Excerpts from an interface dataset
- Opening Delimiter -

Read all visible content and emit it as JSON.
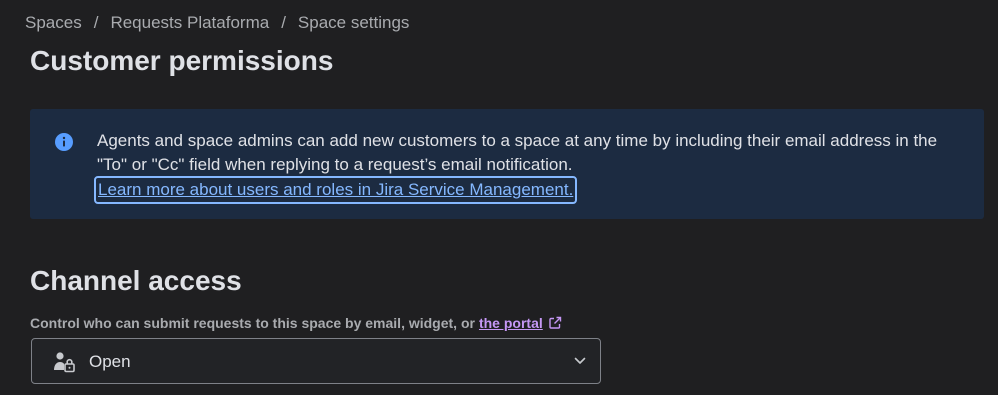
{
  "breadcrumb": {
    "items": [
      "Spaces",
      "Requests Plataforma",
      "Space settings"
    ],
    "separator": "/"
  },
  "page": {
    "title": "Customer permissions"
  },
  "info_panel": {
    "icon": "info-icon",
    "text": "Agents and space admins can add new customers to a space at any time by including their email address in the \"To\" or \"Cc\" field when replying to a request’s email notification.",
    "link_text": "Learn more about users and roles in Jira Service Management."
  },
  "channel_access": {
    "title": "Channel access",
    "label_prefix": "Control who can submit requests to this space by email, widget, or",
    "portal_link": "the portal",
    "portal_link_icon": "external-link-icon",
    "select": {
      "icon": "person-lock-icon",
      "value": "Open",
      "chevron_icon": "chevron-down-icon"
    }
  },
  "colors": {
    "background": "#1f1f21",
    "info_background": "#1c2b41",
    "info_icon": "#579dff",
    "link": "#85b8ff",
    "portal_link": "#c597f5"
  }
}
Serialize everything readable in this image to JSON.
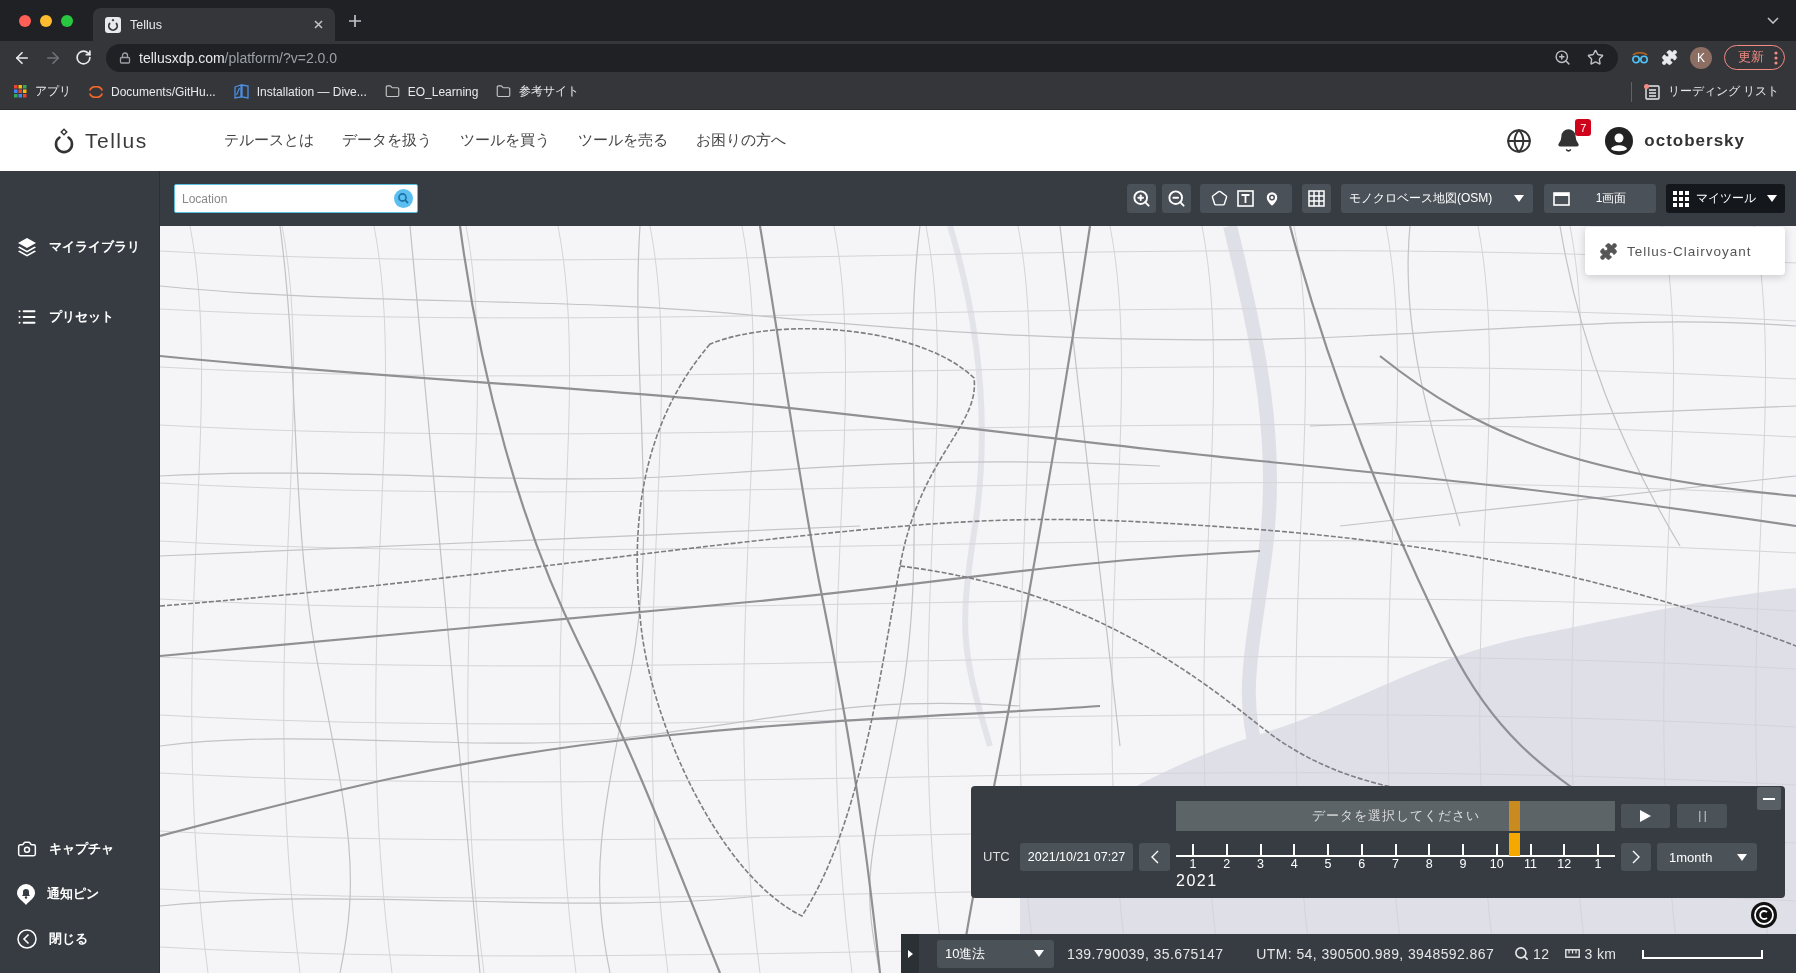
{
  "browser": {
    "tabs": [
      {
        "title": "Tellus",
        "selected": true
      }
    ],
    "url": {
      "host": "tellusxdp.com",
      "path": "/platform/?v=2.0.0"
    },
    "profile_initial": "K",
    "update_button": "更新",
    "bookmarks": [
      {
        "kind": "apps",
        "label": "アプリ"
      },
      {
        "kind": "ring",
        "label": "Documents/GitHu..."
      },
      {
        "kind": "book",
        "label": "Installation — Dive..."
      },
      {
        "kind": "folder",
        "label": "EO_Learning"
      },
      {
        "kind": "folder",
        "label": "参考サイト"
      }
    ],
    "reading_list": "リーディング リスト"
  },
  "header": {
    "logo": "Tellus",
    "nav": [
      "テルースとは",
      "データを扱う",
      "ツールを買う",
      "ツールを売る",
      "お困りの方へ"
    ],
    "notification_count": "7",
    "username": "octobersky"
  },
  "toolbar": {
    "search": {
      "placeholder": "Location"
    },
    "basemap": "モノクロベース地図(OSM)",
    "layout": "1画面",
    "my_tools": {
      "label": "マイツール",
      "expanded": true,
      "items": [
        {
          "label": "Tellus-Clairvoyant"
        }
      ]
    }
  },
  "sidebar": {
    "top": [
      "マイライブラリ",
      "プリセット"
    ],
    "bottom": [
      "キャプチャ",
      "通知ピン",
      "閉じる"
    ]
  },
  "timeline": {
    "prompt": "データを選択してください",
    "timezone": "UTC",
    "datetime": "2021/10/21 07:27",
    "months": [
      "1",
      "2",
      "3",
      "4",
      "5",
      "6",
      "7",
      "8",
      "9",
      "10",
      "11",
      "12",
      "1"
    ],
    "year": "2021",
    "level": 0.77,
    "step": "1month"
  },
  "status_bar": {
    "notation": "10進法",
    "coordinates": "139.790039, 35.675147",
    "utm": "UTM: 54, 390500.989, 3948592.867",
    "zoom": "12",
    "scale": "3 km"
  }
}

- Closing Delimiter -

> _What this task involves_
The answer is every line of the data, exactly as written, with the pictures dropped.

> _Written reply_
Read all visible content and emit it as JSON.
{
  "breadcrumb": {
    "items": [
      "Spaces",
      "Requests Plataforma",
      "Space settings"
    ],
    "separator": "/"
  },
  "page": {
    "title": "Customer permissions"
  },
  "info_panel": {
    "icon": "info-icon",
    "text": "Agents and space admins can add new customers to a space at any time by including their email address in the \"To\" or \"Cc\" field when replying to a request’s email notification.",
    "link_text": "Learn more about users and roles in Jira Service Management."
  },
  "channel_access": {
    "title": "Channel access",
    "label_prefix": "Control who can submit requests to this space by email, widget, or",
    "portal_link": "the portal",
    "portal_link_icon": "external-link-icon",
    "select": {
      "icon": "person-lock-icon",
      "value": "Open",
      "chevron_icon": "chevron-down-icon"
    }
  },
  "colors": {
    "background": "#1f1f21",
    "info_background": "#1c2b41",
    "info_icon": "#579dff",
    "link": "#85b8ff",
    "portal_link": "#c597f5"
  }
}
Serialize everything readable in this image to JSON.
{
  "browser": {
    "tabs": [
      {
        "title": "Tellus",
        "selected": true
      }
    ],
    "url": {
      "host": "tellusxdp.com",
      "path": "/platform/?v=2.0.0"
    },
    "profile_initial": "K",
    "update_button": "更新",
    "bookmarks": [
      {
        "kind": "apps",
        "label": "アプリ"
      },
      {
        "kind": "ring",
        "label": "Documents/GitHu..."
      },
      {
        "kind": "book",
        "label": "Installation — Dive..."
      },
      {
        "kind": "folder",
        "label": "EO_Learning"
      },
      {
        "kind": "folder",
        "label": "参考サイト"
      }
    ],
    "reading_list": "リーディング リスト"
  },
  "header": {
    "logo": "Tellus",
    "nav": [
      "テルースとは",
      "データを扱う",
      "ツールを買う",
      "ツールを売る",
      "お困りの方へ"
    ],
    "notification_count": "7",
    "username": "octobersky"
  },
  "toolbar": {
    "search": {
      "placeholder": "Location"
    },
    "basemap": "モノクロベース地図(OSM)",
    "layout": "1画面",
    "my_tools": {
      "label": "マイツール",
      "expanded": true,
      "items": [
        {
          "label": "Tellus-Clairvoyant"
        }
      ]
    }
  },
  "sidebar": {
    "top": [
      "マイライブラリ",
      "プリセット"
    ],
    "bottom": [
      "キャプチャ",
      "通知ピン",
      "閉じる"
    ]
  },
  "timeline": {
    "prompt": "データを選択してください",
    "timezone": "UTC",
    "datetime": "2021/10/21 07:27",
    "months": [
      "1",
      "2",
      "3",
      "4",
      "5",
      "6",
      "7",
      "8",
      "9",
      "10",
      "11",
      "12",
      "1"
    ],
    "year": "2021",
    "level": 0.77,
    "step": "1month"
  },
  "status_bar": {
    "notation": "10進法",
    "coordinates": "139.790039, 35.675147",
    "utm": "UTM: 54, 390500.989, 3948592.867",
    "zoom": "12",
    "scale": "3 km"
  }
}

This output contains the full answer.